    Strategic

    outcome 1

    Strategic

    outcome 2

    Strategic

    outcome 3

    Strategic

    outcome 4

    Strategic

    outcome 5

    Transfers 7 465 852 2 747 478 14 179 930 2 202 921 23 112 320 49 708 501

    Implementation 676 558 514 145 2 104 634 647 172 1 318 913 5 261 421

    Adjusted direct

    support costs

    1 198 934 479 785 2 399 390 418 724 3 595 212 8 092 045

    Subtotal 9 341 344 3 741 407 18 683 953 3 268 817 28 026 446 63 061 967

    Indirect

    support costs

    (7.0 percent)

    653 894 261 898 1 307 877 228 817 1 961 851 4 414 338

    Total 9 995 238 4 003 306 19 991 830 3 497 634 29 988 297 67 476 305

  • WFP/EB.2/2017/7-A/2 31

    Acronyms used in the document

    3PA three-pronged approach

    BCC behavioural change communication

    CBPP community-based participatory planning

    CBT cash-based transfer

    CSP country strategic plan
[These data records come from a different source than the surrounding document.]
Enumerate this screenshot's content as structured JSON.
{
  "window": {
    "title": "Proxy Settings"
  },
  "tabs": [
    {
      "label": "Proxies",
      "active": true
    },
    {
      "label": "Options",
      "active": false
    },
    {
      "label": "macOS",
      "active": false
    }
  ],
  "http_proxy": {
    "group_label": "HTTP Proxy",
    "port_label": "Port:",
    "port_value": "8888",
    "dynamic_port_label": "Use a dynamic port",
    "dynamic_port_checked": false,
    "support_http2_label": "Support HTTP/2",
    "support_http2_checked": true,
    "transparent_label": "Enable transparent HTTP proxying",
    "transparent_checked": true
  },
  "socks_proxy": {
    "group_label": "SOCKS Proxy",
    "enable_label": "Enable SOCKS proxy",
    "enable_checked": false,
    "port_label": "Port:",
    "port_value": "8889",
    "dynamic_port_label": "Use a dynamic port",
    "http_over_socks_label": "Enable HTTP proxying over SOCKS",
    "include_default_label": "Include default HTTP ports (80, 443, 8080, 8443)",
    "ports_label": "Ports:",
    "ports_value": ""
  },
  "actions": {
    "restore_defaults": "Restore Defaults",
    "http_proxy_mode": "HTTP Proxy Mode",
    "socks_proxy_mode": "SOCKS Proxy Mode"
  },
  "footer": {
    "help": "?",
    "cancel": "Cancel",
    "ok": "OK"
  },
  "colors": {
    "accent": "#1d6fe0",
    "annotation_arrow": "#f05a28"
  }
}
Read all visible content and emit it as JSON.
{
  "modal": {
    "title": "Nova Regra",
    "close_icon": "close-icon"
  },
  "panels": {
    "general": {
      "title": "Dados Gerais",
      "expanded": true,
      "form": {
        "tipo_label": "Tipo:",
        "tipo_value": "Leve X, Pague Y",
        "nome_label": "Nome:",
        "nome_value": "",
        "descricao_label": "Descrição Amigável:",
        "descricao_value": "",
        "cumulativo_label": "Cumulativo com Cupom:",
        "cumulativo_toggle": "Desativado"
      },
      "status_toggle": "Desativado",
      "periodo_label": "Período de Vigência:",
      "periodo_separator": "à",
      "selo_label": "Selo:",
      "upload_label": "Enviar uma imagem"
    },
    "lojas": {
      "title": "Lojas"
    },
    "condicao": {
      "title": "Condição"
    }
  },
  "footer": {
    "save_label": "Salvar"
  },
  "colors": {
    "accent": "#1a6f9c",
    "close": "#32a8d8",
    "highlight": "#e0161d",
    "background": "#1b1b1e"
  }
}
    FAO Food and Agriculture Organization of the United Nations

    FFA food assistance for assets

    GDP gross domestic product

    IFAD International Fund for Agricultural Development

    LESS Logistics Execution Support System

    NGO non-governmental organization

    PLW/G pregnant and lactating women and girls

    PRRO protracted relief and recovery operation

    SCOPE System for Cash Operations

    SDG Sustainable Development Goal

    SNF specialized nutritious foods

    UNDAF United Nations Development Assistance Framework

    UNDP United Nations Development Programme

    UNDSS United Nations Department of Safety and Security

    UNFPA United Nations Population Fund

    UNICEF United Nations Children’s Fund

    UN-Women United Nations Entity for Gender Equality and the Empowerment of Women

    VAM vulnerability analysis and mapping

    WHO Worl